Duterte has already proved that he has a far better ability to form new security partnerships than most of his predecessors. Duterte has successfully secured delivery of free weapons from Russia as a good will gesture and as a means of Moscow demonstrating its multi-continental approach to helping nations fight the scourge of terrorism.
Likewise, Duterte has applauded the ease of working on rational, ideology-free weapons deals with China while the Philippine President has also secured Beijing’s support in helping to fight the illegal narco-trade. Duterte has further rebutted provocations from the media which sought to blame China for the domestic drug problem. Duterte has in fact praised China’s tough approach to drugs, saying that “China has strict anti-drug laws, which carries even the penalty of execution when caught“.
It can therefore be concluded that Duterte’s ability to secure cooperation from important superpower partners in the war against the drug trade and terrorism encompasses both the delivery of weapons and the procurement of agreements to work collaborative and collectively to stop the South China Sea from becoming the world’s biggest maritime narcotics network. This duel-headed approach is the only one that aims to tackle major security risks holistically. By contrast, the irresponsible Liberal policy of antagonism towards China would in fact result in disunity which could be easily exploited by a criminal element.
While excessive spending on arms can be a quick way to drain national coffers, in the case of The Philippines, Duterte’s budget increase is both sustainable and necessary. The Philippines is under direct threat from Daesh aligned terrorists who have made inroads in Mindanao, while the threat of NPA sub-political gangsters also remains. Perhaps most importantly, while fighting drugs on the streets has helped to secure the human rights of normal Filipinos against a decades long reign of narco-terror, ultimately, stopping drugs on the seas will be even more important than stopping them in the streets.

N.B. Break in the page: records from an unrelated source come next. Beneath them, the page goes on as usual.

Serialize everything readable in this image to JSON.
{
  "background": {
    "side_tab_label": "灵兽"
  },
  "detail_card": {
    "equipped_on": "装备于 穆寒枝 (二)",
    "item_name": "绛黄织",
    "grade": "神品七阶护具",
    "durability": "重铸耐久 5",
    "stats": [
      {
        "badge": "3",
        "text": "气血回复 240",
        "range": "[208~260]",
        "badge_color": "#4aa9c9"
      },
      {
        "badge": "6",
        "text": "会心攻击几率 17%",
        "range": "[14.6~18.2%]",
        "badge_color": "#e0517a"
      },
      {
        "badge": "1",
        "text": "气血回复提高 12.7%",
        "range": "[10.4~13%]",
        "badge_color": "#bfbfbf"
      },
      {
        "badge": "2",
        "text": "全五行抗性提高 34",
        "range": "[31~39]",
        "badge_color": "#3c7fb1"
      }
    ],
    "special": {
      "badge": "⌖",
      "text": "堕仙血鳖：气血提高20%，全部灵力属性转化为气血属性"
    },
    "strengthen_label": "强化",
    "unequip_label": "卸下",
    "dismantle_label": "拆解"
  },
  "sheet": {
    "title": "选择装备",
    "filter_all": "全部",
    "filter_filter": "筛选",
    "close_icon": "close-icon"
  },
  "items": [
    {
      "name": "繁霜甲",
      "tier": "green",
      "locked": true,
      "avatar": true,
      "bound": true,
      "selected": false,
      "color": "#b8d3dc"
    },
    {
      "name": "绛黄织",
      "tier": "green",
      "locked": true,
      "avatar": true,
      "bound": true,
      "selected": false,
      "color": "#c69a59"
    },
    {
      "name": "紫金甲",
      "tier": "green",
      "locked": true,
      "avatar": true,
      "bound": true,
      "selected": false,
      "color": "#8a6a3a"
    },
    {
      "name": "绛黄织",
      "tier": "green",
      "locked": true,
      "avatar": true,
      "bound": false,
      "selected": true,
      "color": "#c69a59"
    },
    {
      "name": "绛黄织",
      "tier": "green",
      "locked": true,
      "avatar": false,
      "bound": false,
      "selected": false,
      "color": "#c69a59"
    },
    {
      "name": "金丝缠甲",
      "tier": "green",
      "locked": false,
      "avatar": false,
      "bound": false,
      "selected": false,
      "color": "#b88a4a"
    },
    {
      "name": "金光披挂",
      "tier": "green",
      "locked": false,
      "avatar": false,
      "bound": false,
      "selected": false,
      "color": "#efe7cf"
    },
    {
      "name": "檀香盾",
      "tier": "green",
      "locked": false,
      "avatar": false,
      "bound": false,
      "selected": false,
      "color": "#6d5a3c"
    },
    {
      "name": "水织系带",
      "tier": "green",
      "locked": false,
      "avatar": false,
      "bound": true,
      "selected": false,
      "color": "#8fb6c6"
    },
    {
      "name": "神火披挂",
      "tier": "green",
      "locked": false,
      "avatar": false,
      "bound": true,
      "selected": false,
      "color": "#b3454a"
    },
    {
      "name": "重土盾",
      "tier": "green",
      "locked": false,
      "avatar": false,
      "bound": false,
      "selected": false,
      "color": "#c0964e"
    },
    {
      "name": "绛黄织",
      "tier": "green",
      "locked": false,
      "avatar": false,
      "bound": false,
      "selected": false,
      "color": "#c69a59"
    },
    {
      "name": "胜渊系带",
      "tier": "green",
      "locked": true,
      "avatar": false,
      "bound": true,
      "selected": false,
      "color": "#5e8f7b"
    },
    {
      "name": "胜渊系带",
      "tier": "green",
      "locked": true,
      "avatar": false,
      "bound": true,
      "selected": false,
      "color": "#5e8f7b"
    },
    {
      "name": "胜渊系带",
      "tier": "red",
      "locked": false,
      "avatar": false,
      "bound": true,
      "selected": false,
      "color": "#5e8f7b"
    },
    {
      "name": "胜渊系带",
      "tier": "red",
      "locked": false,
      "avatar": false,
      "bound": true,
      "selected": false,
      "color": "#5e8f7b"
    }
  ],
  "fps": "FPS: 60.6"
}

In this sense, Duterte’s new military budget is the right amount, which will be spent on the right equipment at the right time in order to address the realistic threats posed to the peace and security of The Philippines.
While the Liberals continue to advocate for literally insane wars that the United States would have a difficult time winning without resorting to the use of its nuclear weapons and are likewise irresponsibly advocating for fighting these wars with one of the most technologically outdated armed forces in the region, Duterte instead knows the real wars that must be fought because he understands the nature of non-traditional enemies of the state in the 21st century.
Like with so much else, when it comes to the military needs of The Philippines, the Liberals want to fight impossible wars with yesterday’s weapons. By contrast, Duterte intends to fight the real enemy and do so with modern technology geared towards domestic security rather than appeasing the fantastical dreams of corrupt politicians.